Screen Shot 2015-05-29 at 3.35.58 AM

Sam would often be asked to open Wildercliff for charity events. Every year, Hudson Heritage, a local land preservation group, would organize a fundraiser by enlisting a group of owners of large Hudson Valley homes to open their houses to the paying public for one day. Sam always supported their work, and usually said yes. People would pay money to be carted from large house to large house and oooh and aaah at the view, the furnishings, the weird colors we favored, and the rest of it. Docents were positioned on every floor to explain things and keep an eye out for thieves.
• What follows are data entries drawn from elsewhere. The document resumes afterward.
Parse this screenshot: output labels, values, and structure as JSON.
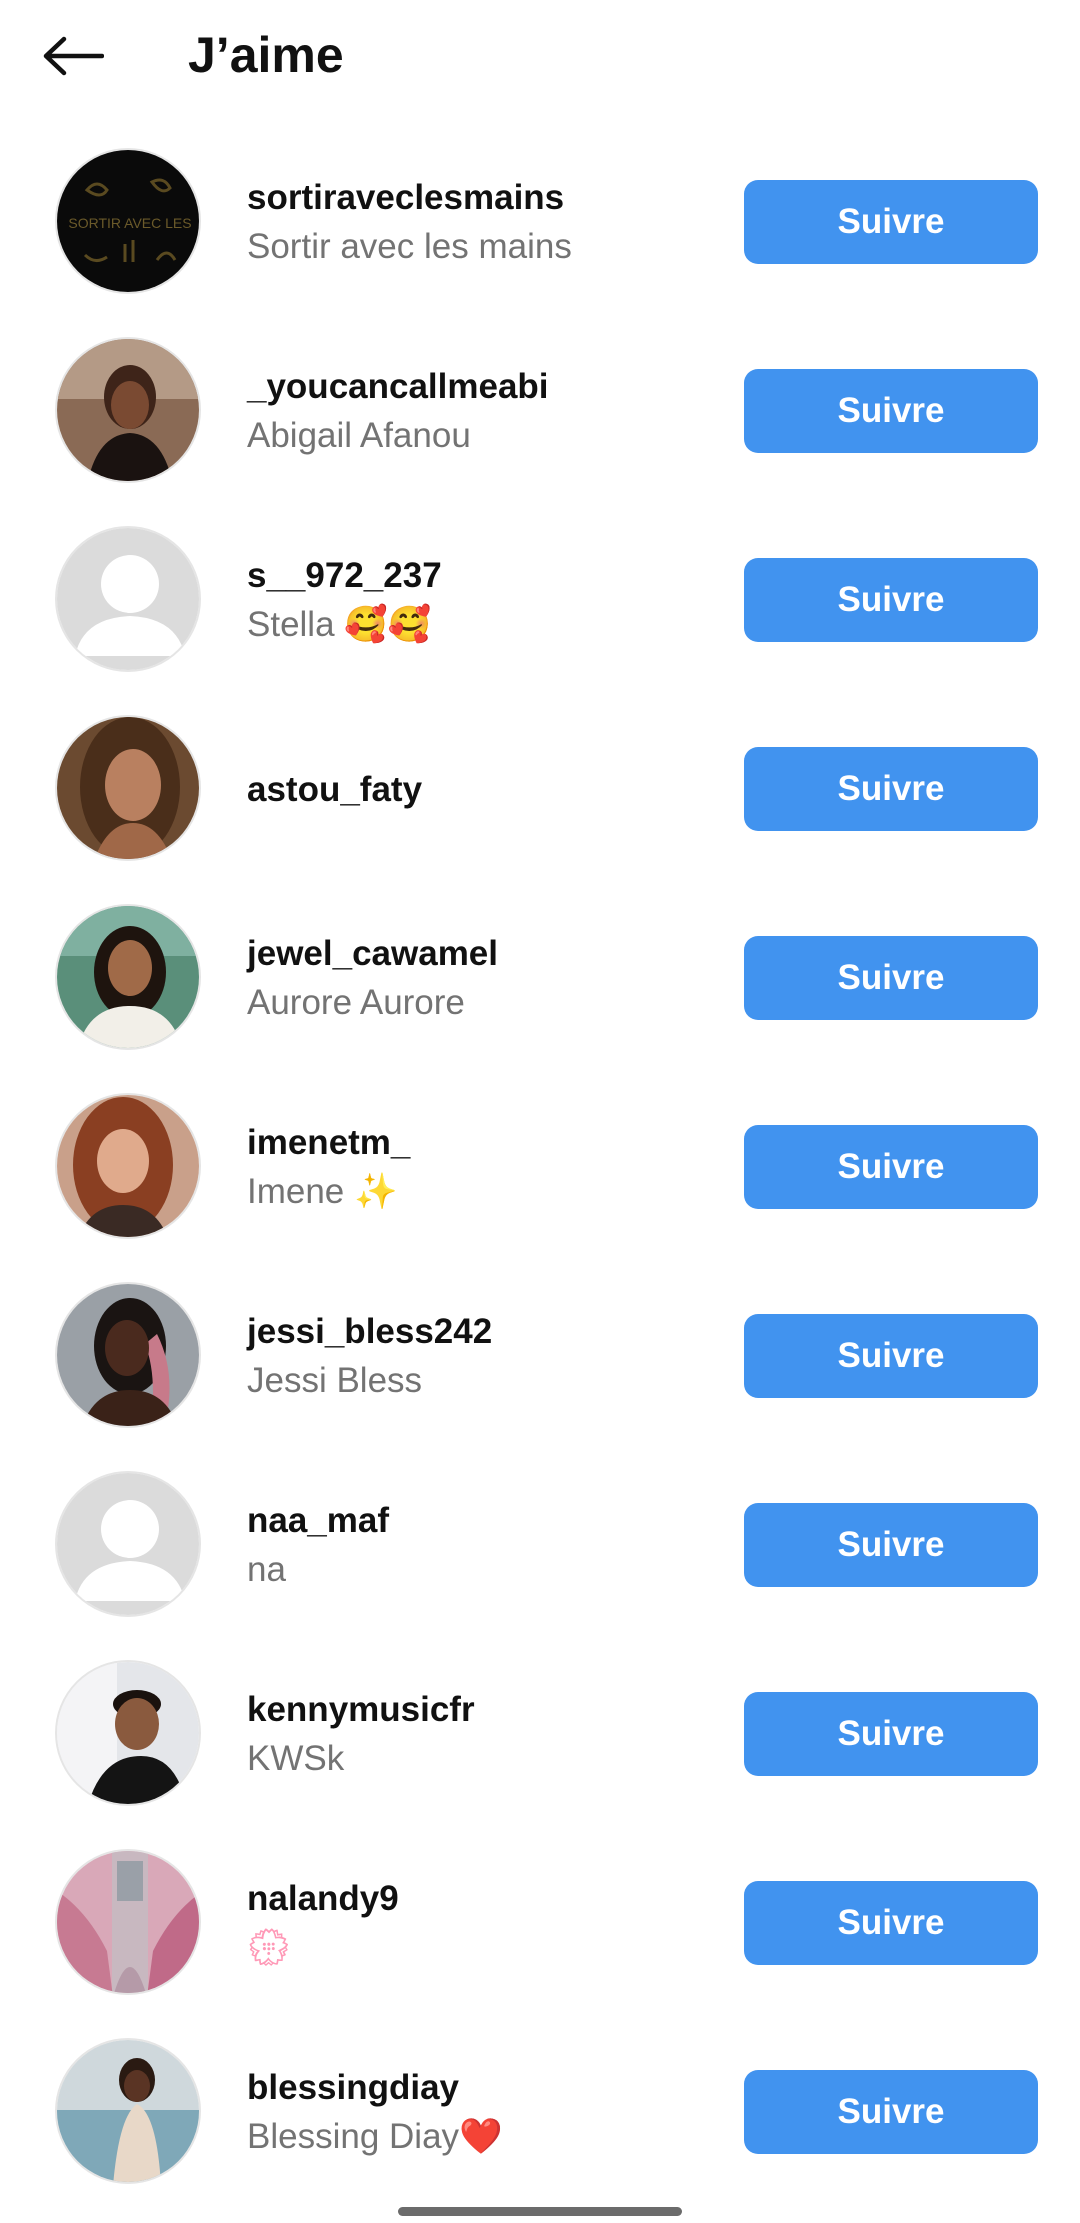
{
  "header": {
    "back_icon": "arrow-left-icon",
    "title": "J’aime"
  },
  "colors": {
    "follow_button": "#4193ef",
    "text_primary": "#111111",
    "text_secondary": "#737373"
  },
  "likers": [
    {
      "username": "sortiraveclesmains",
      "fullname": "Sortir avec les mains",
      "button": "Suivre",
      "avatar": "logo-hands"
    },
    {
      "username": "_youcancallmeabi",
      "fullname": "Abigail Afanou",
      "button": "Suivre",
      "avatar": "photo"
    },
    {
      "username": "s__972_237",
      "fullname": "Stella 🥰🥰",
      "button": "Suivre",
      "avatar": "default-user-icon"
    },
    {
      "username": "astou_faty",
      "fullname": "",
      "button": "Suivre",
      "avatar": "photo"
    },
    {
      "username": "jewel_cawamel",
      "fullname": "Aurore Aurore",
      "button": "Suivre",
      "avatar": "photo"
    },
    {
      "username": "imenetm_",
      "fullname": "Imene ✨",
      "button": "Suivre",
      "avatar": "photo"
    },
    {
      "username": "jessi_bless242",
      "fullname": "Jessi Bless",
      "button": "Suivre",
      "avatar": "photo"
    },
    {
      "username": "naa_maf",
      "fullname": "na",
      "button": "Suivre",
      "avatar": "default-user-icon"
    },
    {
      "username": "kennymusicfr",
      "fullname": "KWSk",
      "button": "Suivre",
      "avatar": "photo"
    },
    {
      "username": "nalandy9",
      "fullname": "💮",
      "button": "Suivre",
      "avatar": "photo"
    },
    {
      "username": "blessingdiay",
      "fullname": "Blessing Diay❤️",
      "button": "Suivre",
      "avatar": "photo"
    }
  ]
}
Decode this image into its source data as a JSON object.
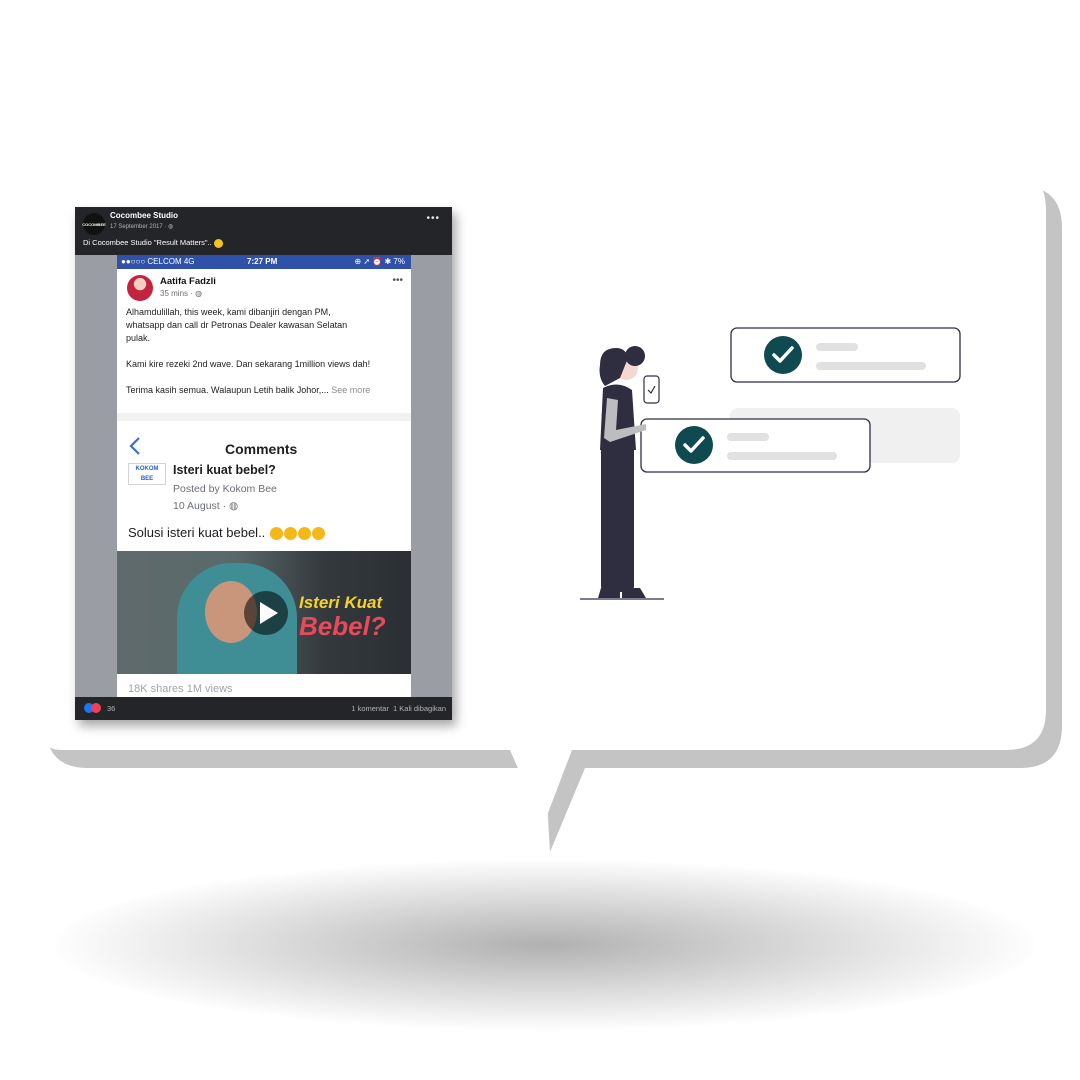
{
  "colors": {
    "bubble_fill": "#ffffff",
    "bubble_shadow": "#c4c4c4",
    "check_teal": "#0f4a50",
    "outline_navy": "#2e2e4a"
  },
  "post": {
    "page_name": "Cocombee Studio",
    "page_logo_text": "COCOMBEE",
    "meta": "17 September 2017 · ",
    "text": "Di Cocombee Studio \"Result Matters\"..",
    "reaction_count": "36",
    "comments_text": "1 komentar",
    "shares_text": "1 Kali dibagikan"
  },
  "phone": {
    "status_left": "●●○○○ CELCOM  4G",
    "time": "7:27 PM",
    "status_right": "⊕ ➚ ⏰ ✱ 7%",
    "author": "Aatifa Fadzli",
    "author_time": "35 mins · ",
    "lines": [
      "Alhamdulillah, this week, kami dibanjiri dengan PM,",
      "whatsapp dan call dr Petronas Dealer kawasan Selatan",
      "pulak.",
      "Kami kire rezeki 2nd wave. Dan sekarang 1million views dah!",
      "Terima kasih semua. Walaupun Letih balik Johor,..."
    ],
    "see_more": "See more",
    "comments_title": "Comments",
    "share_logo": "KOKOM BEE",
    "share_title": "Isteri kuat bebel?",
    "share_by": "Posted by Kokom Bee",
    "share_date": "10 August · ",
    "share_caption": "Solusi isteri kuat bebel..",
    "video_title_1": "Isteri Kuat",
    "video_title_2": "Bebel?",
    "stats": "18K shares   1M views"
  },
  "illustration": {
    "items_checked": 2
  }
}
Sam would be fresh-eyed and set to charm, pug on arm, when the first bus pulled up in the morning. By the end of the day, having put up through bus after bus of people wandering through his life (and often making quite inelegant and misinformed statements about it), he had always had enough. The charm would wear off, the pug would be let down to bark at whomever she pleased, wine would be poured for himself and maybe me if I was around, and he would give in to the mildly evil side of his nature, and begin to interact with these earnest tourists in whatever way amused him.

So: long day, orange early-evening light slanting through the windows on the second floor, and there are a pair of biddies in his bedroom, and they are asking him about every little thing. They ask about his preposterously long bed (“I was going to get a St Bernard, but it didn’t work out,” was his usual response—entirely untrue, of course; from my birth forward, Sam’s dogs had always been pugs). They considered the painted white paisley patterns on the floor, and declared them “interesting.” He didn’t bother to point out the fake shafts of sunlight carefully dappled in; he’d been saying it all day and he wanted his house—his life— back from these interlopers. He wanted them to leave. And then their eyes fell on the wooden butterfly chair in the corner. “What’s that?” one of them asked. Something broke inside Sam, some last piece of decency and decorum. “That,” he said, his wit dry as a carefully sharpened sword, “is my Japanese cocksucking stool.”

It worked. The biddies hustled back down the stairs and were out of the house in two minutes. Later, when he told me I roared with laughter, as did everyone else he told, and it made it into his repertoire of dependably funny stories. But when he first told me, after I stopped laughing, he asked if he had been too mean, too bizarre, making up a thing like that just to get the day over.

No, I assured him, he had been precisely mean enough.